Listening through this, three times, I understand why. In a year that produced astounding music internationally, is this the best we can do, seriously? Almost every end of year round-up I’ve seen included names like Burial, LCD Soundsystem, Radiohead, Justice and dozens more. Innovative bands and artists one and all, and each record perfectly crafted and of their time. Put anything on the Hit Disc next to any of those acts, or to Amy Winehouse, the Robert Plant / Alison Krauss album , the noisy Arctic Monkeys and they are seriously wanting..and that is very generous.
Everything therein simply sounds resoundingly, and glaringly old fashioned. Admittedly some, like the first track from the Electric Confectionaires, sounds like fashionably retro sixties. But the problem is that that that fashion came and went about five years ago. Now it just sounds dated, shoddily produced, and, yes, flat (even if the vocals are not flat...they sound it). And the song needs to be edited. I put it on two days ago and someone, without knowing who it was called out “my god, that is awful”. They are right. And that’s the best track on there. Well, almost, track 11, by The Little Bushman is rather good.
How can you compete when you are not even looking the right direction.
Where are the standards that all this radio play was supposed to bring, the honing of the art, the songwriting. Where are the songs you might hear in LA and feel a twinge of pride? Sadly missing, on available evidence. There is not one track on KHD 100 that doesn’t sound dated, poorly recorded and derivative. Nothing that would leave a demo disc in much of the world. Sad but true. Where is the innovation and edge that is going to ensure that KHD 200’s Celebratory disc does not speak the volumes that number 100 does.

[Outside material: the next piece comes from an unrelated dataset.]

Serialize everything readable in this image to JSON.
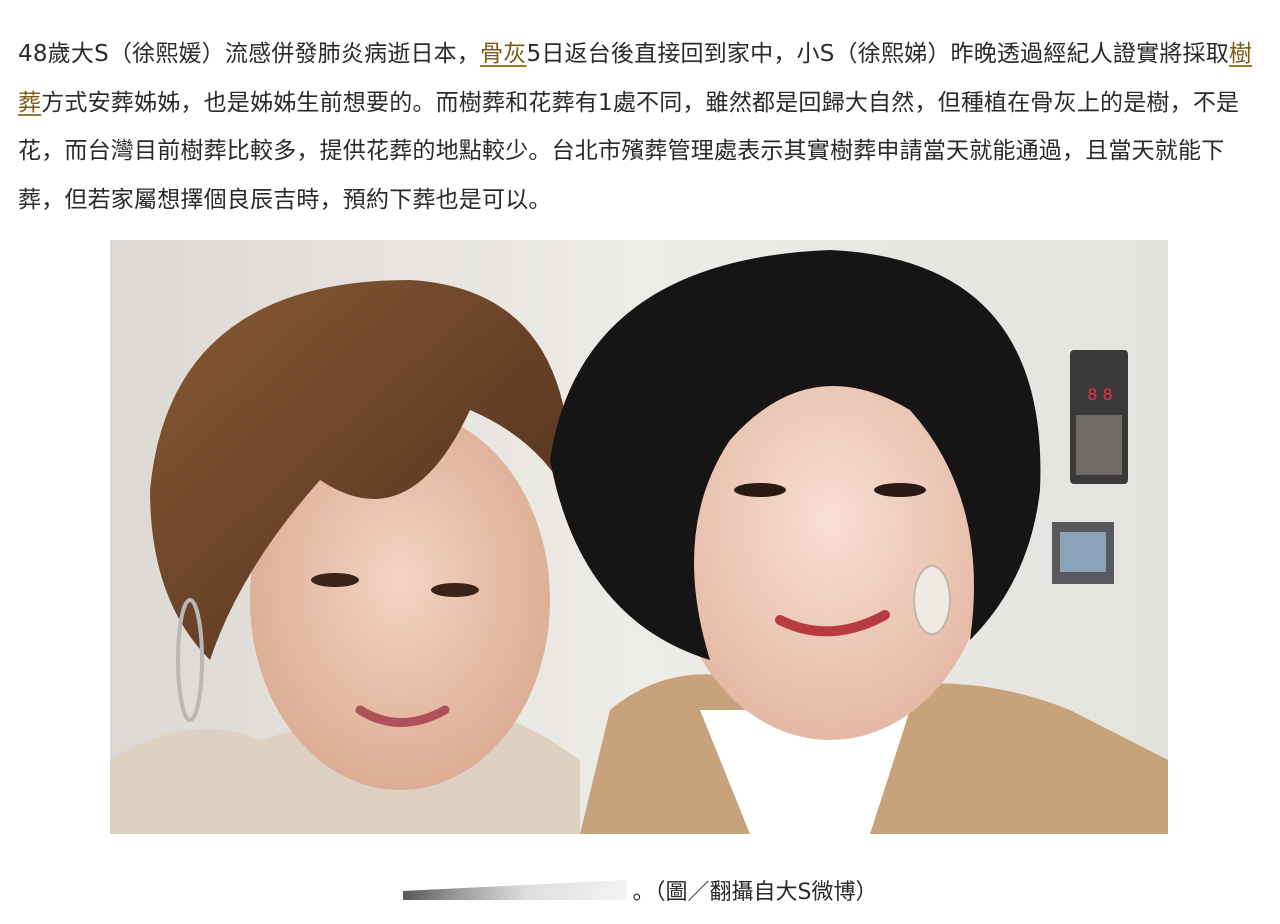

So where is it….well thousands of NZers could tell you it is out there. This used to be land of musical innovation, and guess what, it still is. It just ain’t getting through.